Seven million people are sardine-canned into a mere 1,108 square kilometers of Hong Kong, comprised of 6,588 high rise buildings (several hundred more than in New York City). Hong Kong’s metoric development and population explosion produced these head-spinningly claustrophobic living conditions, photographed here by Michael Wolf. In each picture it’s hard to imagine that anything else exists besides these massive walls, it seems as if the architecture itself has somehow overtaken the world it springs from.
Yang’s series combines traditional chinese painting with the photography of modern day Shanghai into these violently overlapping images. The history of China seems to be at war with the present, as the people of China are at the mercy of time’s self-destructive clash with itself.

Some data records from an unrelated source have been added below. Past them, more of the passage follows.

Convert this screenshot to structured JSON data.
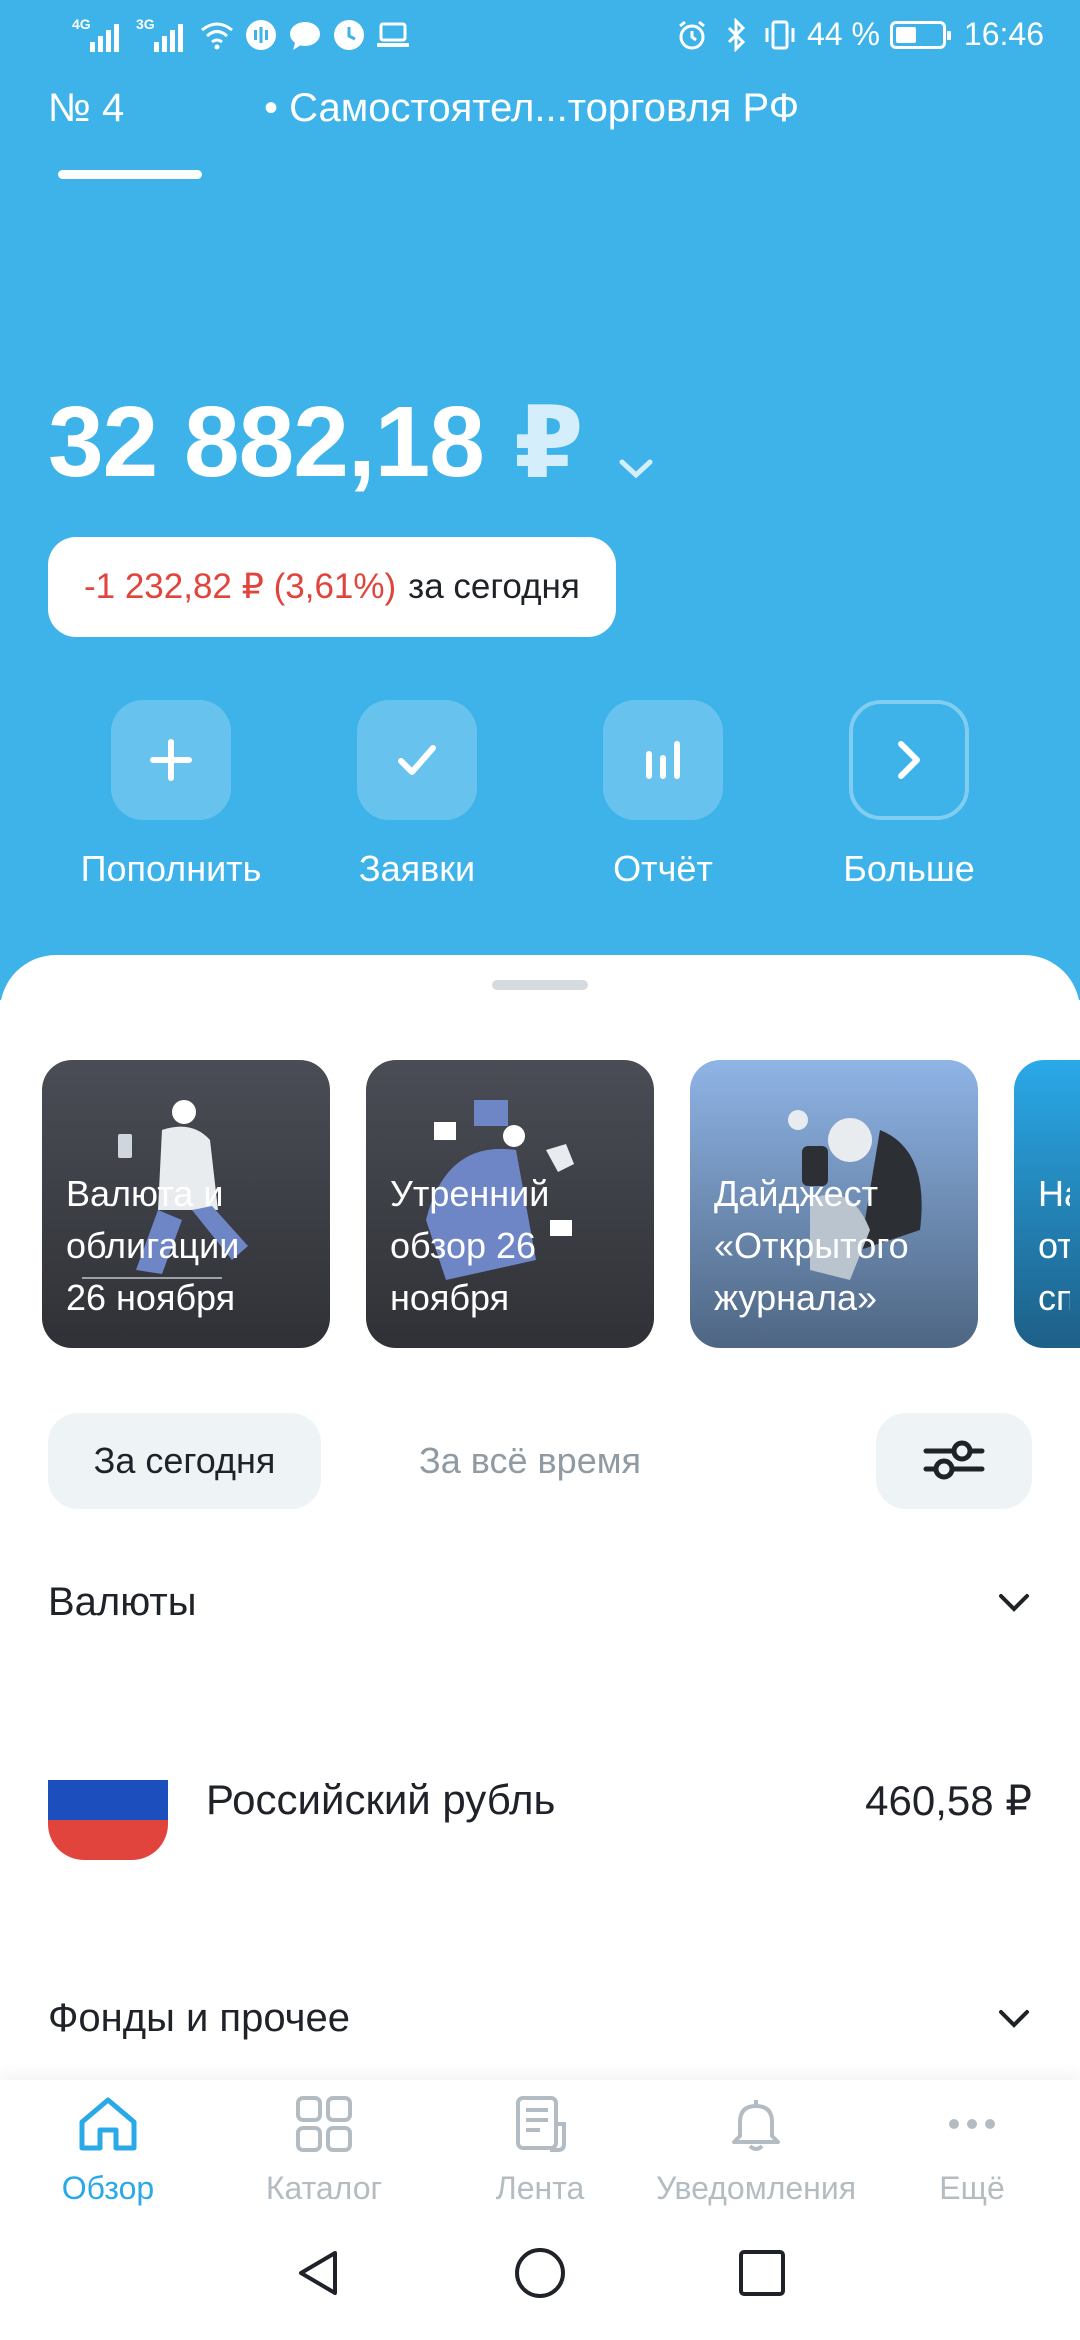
{
  "status_bar": {
    "signal1_label": "4G",
    "signal2_label": "3G",
    "battery_percent": "44 %",
    "time": "16:46"
  },
  "account_tabs": [
    {
      "label": "№ 4",
      "active": true
    },
    {
      "label": "• Самостоятел...торговля РФ",
      "active": false
    }
  ],
  "balance": {
    "amount": "32 882,18",
    "currency": "₽"
  },
  "day_change": {
    "value": "-1 232,82 ₽ (3,61%)",
    "label": "за сегодня"
  },
  "actions": [
    {
      "label": "Пополнить",
      "icon": "plus-icon"
    },
    {
      "label": "Заявки",
      "icon": "check-icon"
    },
    {
      "label": "Отчёт",
      "icon": "bar-chart-icon"
    },
    {
      "label": "Больше",
      "icon": "chevron-right-icon"
    }
  ],
  "stories": [
    {
      "line1": "Валюта и",
      "line2": "облигации",
      "line3": "26 ноября"
    },
    {
      "line1": "Утренний",
      "line2": "обзор 26",
      "line3": "ноября"
    },
    {
      "line1": "Дайджест",
      "line2": "«Открытого",
      "line3": "журнала»"
    },
    {
      "line1": "На",
      "line2": "от",
      "line3": "сп"
    }
  ],
  "period_filter": {
    "today": "За сегодня",
    "all_time": "За всё время"
  },
  "sections": {
    "currencies": "Валюты",
    "funds": "Фонды и прочее"
  },
  "assets": [
    {
      "name": "Российский рубль",
      "amount": "460,58 ₽"
    }
  ],
  "bottom_nav": [
    {
      "label": "Обзор",
      "icon": "home-icon",
      "active": true
    },
    {
      "label": "Каталог",
      "icon": "grid-icon",
      "active": false
    },
    {
      "label": "Лента",
      "icon": "feed-icon",
      "active": false
    },
    {
      "label": "Уведомления",
      "icon": "bell-icon",
      "active": false
    },
    {
      "label": "Ещё",
      "icon": "more-dots-icon",
      "active": false
    }
  ],
  "colors": {
    "header_bg": "#3db3e9",
    "negative": "#e0443c",
    "accent": "#2aa9e8"
  }
}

The Lantern Festival also known as the Yuanxiao Festival or Shangyuan Festival in China, features many luminous ice sculptures meant to replicate traditional chinese architecture. This festival marks the Lunar New Year in Beijing and I kind of want to be inside some of these.

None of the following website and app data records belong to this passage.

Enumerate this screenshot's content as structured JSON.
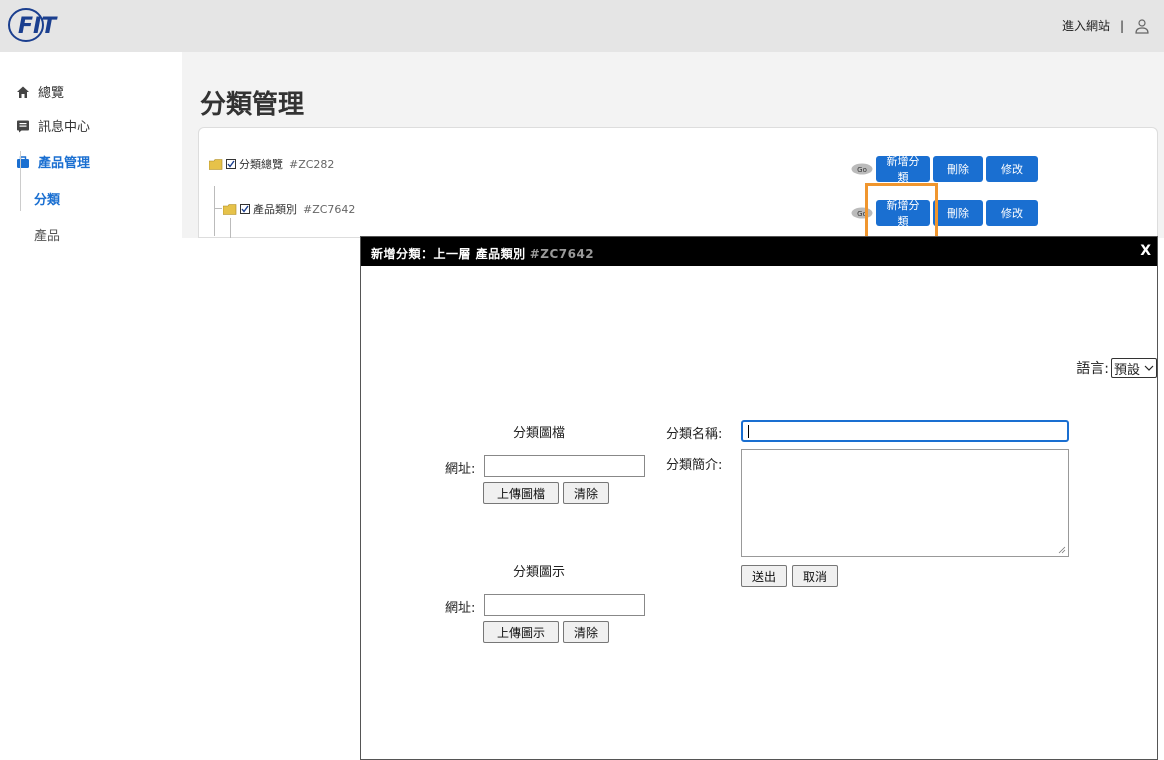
{
  "header": {
    "logo_text": "FIT",
    "enter_site": "進入網站",
    "separator": "|"
  },
  "sidebar": {
    "items": [
      {
        "label": "總覽",
        "icon": "home-icon"
      },
      {
        "label": "訊息中心",
        "icon": "message-icon"
      },
      {
        "label": "產品管理",
        "icon": "briefcase-icon",
        "active": true
      }
    ],
    "sub_items": [
      {
        "label": "分類",
        "active": true
      },
      {
        "label": "產品"
      }
    ]
  },
  "main": {
    "title": "分類管理",
    "tree": [
      {
        "label": "分類總覽",
        "code": "#ZC282"
      },
      {
        "label": "產品類別",
        "code": "#ZC7642"
      }
    ],
    "buttons": {
      "add": "新增分類",
      "delete": "刪除",
      "edit": "修改",
      "eye_badge": "Go"
    }
  },
  "modal": {
    "title_prefix": "新增分類：上一層 產品類別",
    "title_code": "#ZC7642",
    "close": "X",
    "language_label": "語言:",
    "language_value": "預設",
    "image_section": "分類圖檔",
    "icon_section": "分類圖示",
    "url_label": "網址:",
    "upload_image": "上傳圖檔",
    "upload_icon": "上傳圖示",
    "clear": "清除",
    "name_label": "分類名稱:",
    "intro_label": "分類簡介:",
    "submit": "送出",
    "cancel": "取消"
  },
  "colors": {
    "accent": "#1a6fd1",
    "highlight": "#f0962e",
    "topbar": "#e5e5e5"
  }
}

The area outside the Chinese city of Erlian is known to be a nonstop dinosaur bone party, so the residents decided to festoon the border with a pair of salacious sauropods, not to mention the nearby Dinosaurs Fairland Theme Park which apparently never has any visitors due to the remoteness of the area. That just means you can get all that hot dino action to onesies!
Located in Huainan City, An Hui Province in China, the Piano House acts as a practice and performing arts center for a nearby college. Man, the colossuses are gonna be pissed when they find out people have been kickin’ it inside their jam-session tools.
A zoo in Chengdu, in Southwest China’s Sichuan province practices an animal escape drill with a staff member dressed as “Tigger” from Disney’s Winnie the Pooh. “Tigger” hides in bushes before being fake anesthetized and fake taken out on a stretcher. The tears his actual tiger brethren sheds in his capture though are very much real.
China: Failing With Censorship But Winning The Internets
China has repeatedly prevented Google Maps from providing maps of China because the government would like the right to censor landmarks and locations. So what does China do instead? Have Baidu—the most popular search engine there—provide a 3D pixel art version instead.
Go to map.baidu.com, then learn Chinese and decipher the hidden code to browse extremely detailed pixelized maps of China, which are apparently amazingly accurate down to basketball courts and street addresses.